Firms often cut their working weeks to save money and jobs during trade downturns.   On paper, general reductions of (say) 10% in the average working week across all industries might seem like a good idea for reducing total redundancies and sharing the limited work available with other firms and employees.However, this would not be a viable strategy for reducing national unemployment. Even if currently fully employed businesses and workers agreed to it, work sharing would not tackle the underlying causes of joblessness. Cutting hours and sharing work would not stimulate business-economic growth or remove structural obstacles to employment. Indeed, insofar as the strategy increased business costs and inconvenience, it would be likely to cause even more labour shedding… (page 97)

Overall in industry employees have tended to demand higher pay in preference to reduced working hours/increased leisure. Across Europe and America, trade unions have demanded more rather than fewer hours of work over the years.There has been little decline in work time overall. In the United States in the final quarter of the 20th century, employees worked fewer hours per year but more hours per working life than in the middle of the century. Leisure had expanded – but had tended to do so alongside work rather than at the expense of it.

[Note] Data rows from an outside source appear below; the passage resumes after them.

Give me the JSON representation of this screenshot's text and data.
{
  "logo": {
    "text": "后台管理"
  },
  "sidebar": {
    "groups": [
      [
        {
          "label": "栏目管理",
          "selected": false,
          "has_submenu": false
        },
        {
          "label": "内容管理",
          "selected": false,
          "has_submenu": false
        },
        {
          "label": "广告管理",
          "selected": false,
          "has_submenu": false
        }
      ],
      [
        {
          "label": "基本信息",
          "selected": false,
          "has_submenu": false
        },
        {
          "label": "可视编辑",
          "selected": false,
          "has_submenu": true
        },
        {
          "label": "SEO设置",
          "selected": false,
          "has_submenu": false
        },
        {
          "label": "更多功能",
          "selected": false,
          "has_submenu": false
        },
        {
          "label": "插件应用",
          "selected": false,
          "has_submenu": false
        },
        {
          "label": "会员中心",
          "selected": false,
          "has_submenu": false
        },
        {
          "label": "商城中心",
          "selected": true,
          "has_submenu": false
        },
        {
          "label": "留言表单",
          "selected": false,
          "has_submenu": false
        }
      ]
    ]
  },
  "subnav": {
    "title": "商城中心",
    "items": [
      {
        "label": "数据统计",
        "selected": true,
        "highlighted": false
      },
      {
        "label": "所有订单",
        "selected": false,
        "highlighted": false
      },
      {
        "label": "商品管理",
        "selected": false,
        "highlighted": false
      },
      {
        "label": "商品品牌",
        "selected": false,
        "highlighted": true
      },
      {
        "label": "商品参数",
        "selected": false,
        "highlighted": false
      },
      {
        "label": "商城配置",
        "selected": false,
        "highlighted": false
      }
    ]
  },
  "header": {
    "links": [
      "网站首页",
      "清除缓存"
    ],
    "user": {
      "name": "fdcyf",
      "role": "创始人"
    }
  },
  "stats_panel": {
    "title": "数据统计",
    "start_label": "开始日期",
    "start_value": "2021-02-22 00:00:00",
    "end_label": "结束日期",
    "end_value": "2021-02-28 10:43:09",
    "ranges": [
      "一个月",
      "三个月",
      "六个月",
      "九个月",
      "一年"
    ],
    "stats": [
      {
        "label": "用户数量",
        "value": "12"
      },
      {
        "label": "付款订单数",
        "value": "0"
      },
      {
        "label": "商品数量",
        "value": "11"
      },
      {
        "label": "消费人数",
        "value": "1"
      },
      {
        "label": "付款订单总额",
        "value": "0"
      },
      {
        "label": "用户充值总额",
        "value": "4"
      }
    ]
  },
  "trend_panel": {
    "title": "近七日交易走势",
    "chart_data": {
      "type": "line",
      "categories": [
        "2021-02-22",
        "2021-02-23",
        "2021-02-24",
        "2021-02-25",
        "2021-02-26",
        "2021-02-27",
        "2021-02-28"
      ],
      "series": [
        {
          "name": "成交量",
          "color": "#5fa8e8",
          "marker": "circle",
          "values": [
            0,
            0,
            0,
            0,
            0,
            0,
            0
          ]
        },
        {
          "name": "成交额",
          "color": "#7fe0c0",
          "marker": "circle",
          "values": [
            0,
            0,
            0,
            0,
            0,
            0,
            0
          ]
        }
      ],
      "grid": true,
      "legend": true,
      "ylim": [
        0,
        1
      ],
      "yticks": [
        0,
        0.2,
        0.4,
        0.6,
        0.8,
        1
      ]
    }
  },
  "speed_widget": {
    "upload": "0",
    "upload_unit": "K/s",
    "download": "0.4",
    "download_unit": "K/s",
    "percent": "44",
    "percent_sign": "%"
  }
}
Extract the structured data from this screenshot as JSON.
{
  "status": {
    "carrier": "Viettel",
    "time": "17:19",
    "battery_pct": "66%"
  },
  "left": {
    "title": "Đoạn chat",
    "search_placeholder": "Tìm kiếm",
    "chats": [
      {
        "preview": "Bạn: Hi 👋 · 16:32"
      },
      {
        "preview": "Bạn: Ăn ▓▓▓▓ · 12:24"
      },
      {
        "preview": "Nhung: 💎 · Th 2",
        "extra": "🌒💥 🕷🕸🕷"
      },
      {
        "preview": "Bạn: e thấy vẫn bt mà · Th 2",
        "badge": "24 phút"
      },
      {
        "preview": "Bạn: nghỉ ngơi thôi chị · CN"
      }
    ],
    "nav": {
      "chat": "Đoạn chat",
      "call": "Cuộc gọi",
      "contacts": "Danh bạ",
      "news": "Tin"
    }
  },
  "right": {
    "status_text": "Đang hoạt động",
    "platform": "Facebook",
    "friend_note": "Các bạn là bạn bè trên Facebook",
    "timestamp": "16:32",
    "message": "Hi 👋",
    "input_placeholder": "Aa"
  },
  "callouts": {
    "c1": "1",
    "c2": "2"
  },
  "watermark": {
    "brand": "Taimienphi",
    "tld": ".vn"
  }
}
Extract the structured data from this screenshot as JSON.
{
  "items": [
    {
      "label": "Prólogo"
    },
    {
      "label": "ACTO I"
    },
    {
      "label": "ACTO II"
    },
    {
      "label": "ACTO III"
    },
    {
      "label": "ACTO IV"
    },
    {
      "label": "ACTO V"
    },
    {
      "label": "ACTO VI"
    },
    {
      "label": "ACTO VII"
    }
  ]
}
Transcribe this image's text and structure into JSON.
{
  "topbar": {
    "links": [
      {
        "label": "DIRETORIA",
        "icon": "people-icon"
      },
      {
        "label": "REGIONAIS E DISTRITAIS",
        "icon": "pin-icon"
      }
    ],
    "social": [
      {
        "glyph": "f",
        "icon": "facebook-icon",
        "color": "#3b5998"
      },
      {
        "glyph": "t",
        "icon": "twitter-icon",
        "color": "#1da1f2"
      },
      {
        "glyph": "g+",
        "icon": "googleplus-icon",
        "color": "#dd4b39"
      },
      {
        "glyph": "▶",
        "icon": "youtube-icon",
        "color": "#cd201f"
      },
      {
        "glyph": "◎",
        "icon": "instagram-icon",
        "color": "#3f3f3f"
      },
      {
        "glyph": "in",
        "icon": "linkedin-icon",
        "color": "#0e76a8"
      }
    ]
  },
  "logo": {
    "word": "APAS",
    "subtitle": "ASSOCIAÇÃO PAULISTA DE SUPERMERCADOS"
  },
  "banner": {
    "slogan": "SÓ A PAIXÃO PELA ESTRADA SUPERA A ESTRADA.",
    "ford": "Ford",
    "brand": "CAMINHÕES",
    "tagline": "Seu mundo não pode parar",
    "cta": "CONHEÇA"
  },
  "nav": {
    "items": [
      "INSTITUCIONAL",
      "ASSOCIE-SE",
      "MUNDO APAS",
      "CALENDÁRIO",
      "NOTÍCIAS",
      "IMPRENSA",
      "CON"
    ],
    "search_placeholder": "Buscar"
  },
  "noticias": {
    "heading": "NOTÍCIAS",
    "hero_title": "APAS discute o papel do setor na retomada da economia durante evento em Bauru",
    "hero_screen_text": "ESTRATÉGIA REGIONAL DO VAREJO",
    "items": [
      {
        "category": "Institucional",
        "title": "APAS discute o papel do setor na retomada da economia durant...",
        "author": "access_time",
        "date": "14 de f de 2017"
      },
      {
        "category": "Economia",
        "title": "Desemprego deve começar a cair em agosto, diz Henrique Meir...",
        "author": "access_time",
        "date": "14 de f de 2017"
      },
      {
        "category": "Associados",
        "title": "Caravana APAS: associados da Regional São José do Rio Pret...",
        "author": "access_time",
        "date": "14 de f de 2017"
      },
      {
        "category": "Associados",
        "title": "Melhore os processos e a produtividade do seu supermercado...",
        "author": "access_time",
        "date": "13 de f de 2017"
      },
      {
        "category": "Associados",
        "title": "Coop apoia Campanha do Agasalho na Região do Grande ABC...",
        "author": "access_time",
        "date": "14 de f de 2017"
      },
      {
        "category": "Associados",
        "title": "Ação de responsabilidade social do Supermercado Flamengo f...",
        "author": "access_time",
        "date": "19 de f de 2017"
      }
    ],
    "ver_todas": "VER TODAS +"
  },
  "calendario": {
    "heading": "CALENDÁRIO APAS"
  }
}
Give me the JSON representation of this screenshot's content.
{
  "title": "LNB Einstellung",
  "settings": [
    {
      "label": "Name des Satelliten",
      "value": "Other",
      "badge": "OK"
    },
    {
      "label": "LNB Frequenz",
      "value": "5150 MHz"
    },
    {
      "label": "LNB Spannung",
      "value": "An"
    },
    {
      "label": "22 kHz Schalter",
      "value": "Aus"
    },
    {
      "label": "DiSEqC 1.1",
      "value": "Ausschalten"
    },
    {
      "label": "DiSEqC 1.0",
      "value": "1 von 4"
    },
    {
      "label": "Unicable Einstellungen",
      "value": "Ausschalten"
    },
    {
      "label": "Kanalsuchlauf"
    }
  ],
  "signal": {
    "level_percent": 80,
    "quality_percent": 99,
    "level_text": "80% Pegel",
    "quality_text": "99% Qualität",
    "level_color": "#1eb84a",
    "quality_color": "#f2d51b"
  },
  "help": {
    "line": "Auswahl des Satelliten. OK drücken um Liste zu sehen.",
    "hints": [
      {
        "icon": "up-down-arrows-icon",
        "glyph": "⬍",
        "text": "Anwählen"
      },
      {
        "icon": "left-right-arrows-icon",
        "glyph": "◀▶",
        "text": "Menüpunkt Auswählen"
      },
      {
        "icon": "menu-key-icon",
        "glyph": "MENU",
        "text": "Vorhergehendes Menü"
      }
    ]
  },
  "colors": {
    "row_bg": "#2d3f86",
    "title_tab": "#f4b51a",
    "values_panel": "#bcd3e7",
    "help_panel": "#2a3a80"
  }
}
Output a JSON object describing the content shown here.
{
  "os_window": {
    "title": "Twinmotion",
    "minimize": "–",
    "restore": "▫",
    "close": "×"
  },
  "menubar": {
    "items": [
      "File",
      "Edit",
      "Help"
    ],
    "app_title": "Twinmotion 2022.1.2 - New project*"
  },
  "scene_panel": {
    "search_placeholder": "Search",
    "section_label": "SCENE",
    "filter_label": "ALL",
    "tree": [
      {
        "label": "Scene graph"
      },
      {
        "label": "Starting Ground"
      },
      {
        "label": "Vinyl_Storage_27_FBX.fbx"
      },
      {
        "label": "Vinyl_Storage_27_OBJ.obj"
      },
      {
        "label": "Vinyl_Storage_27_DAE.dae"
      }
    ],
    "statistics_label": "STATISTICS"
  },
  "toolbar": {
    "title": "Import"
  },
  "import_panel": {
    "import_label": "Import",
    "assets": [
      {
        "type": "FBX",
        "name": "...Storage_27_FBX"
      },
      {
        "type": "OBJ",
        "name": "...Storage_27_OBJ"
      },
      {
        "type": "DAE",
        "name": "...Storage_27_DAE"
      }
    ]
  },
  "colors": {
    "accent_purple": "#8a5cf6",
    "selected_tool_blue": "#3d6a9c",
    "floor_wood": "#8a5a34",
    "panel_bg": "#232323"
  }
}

In some occupations, average weekly and annual hours of work have substantially increased rather than fallen. A number of professions have changed from being leisurely ways of life into regular full-time jobs. For example, between 1800 and 1950 the average number of hours worked by French senior civil servants rose from approximately 2,500 to 3000 a year. In contrast with the historical position, professional politicians, clergymen, senior administrators, lawyers, and doctors nowadays tend to work longer than average hours. Thus, there has been something of a redistribution of work and leisure time in society: the strong positive correlation between income and leisure time at the upper end of the scale no longer exists. Annual vacations in state education and the civil service are still longer than in private industry and commerce. However, the vacation entitlements of teachers and civil servants have not increased over recent decades while those of (e.g.) blue-collar manufacturing workers have steadily risen.

Finally, there remains a major gender variable in work and leisure time. Far from declining, the hours of work of many married women have increased significantly over the years… (page 112)

Other studies have found similar significant international variations in attitudes to work.

However, it is often difficult to distinguish the effects of national economic environmental factors from culture. Employee concern over job security is likely to be higher wherever countries are experiencing economic stagnation and high and rising national unemployment.

The importance that personnel attach to particular aspects of jobs also tends to vary with their occupations. In the above-mentioned multinational firm, service personnel placed a higher value on job security than did sales or technical personnel. This difference evidently related to their differing labour market situations. Service personnel had fewer opportunities for obtaining employment outside the firm than sales or technical personnel. This was apparently also the reason why the longer-term turnover rate of service personnel was lower.

For their part, sales and technical personnel valued job autonomy more strongly. In practice, they had more on-the-job autonomy than service personnel had. Autonomy was necessary for the effective performance of their work roles – and thus it is not surprising that these employees wanted to maintain and extend it.

Overall, employees in routine manual operative and clerical jobs attached comparatively little importance to autonomy at work… (pages 120-121)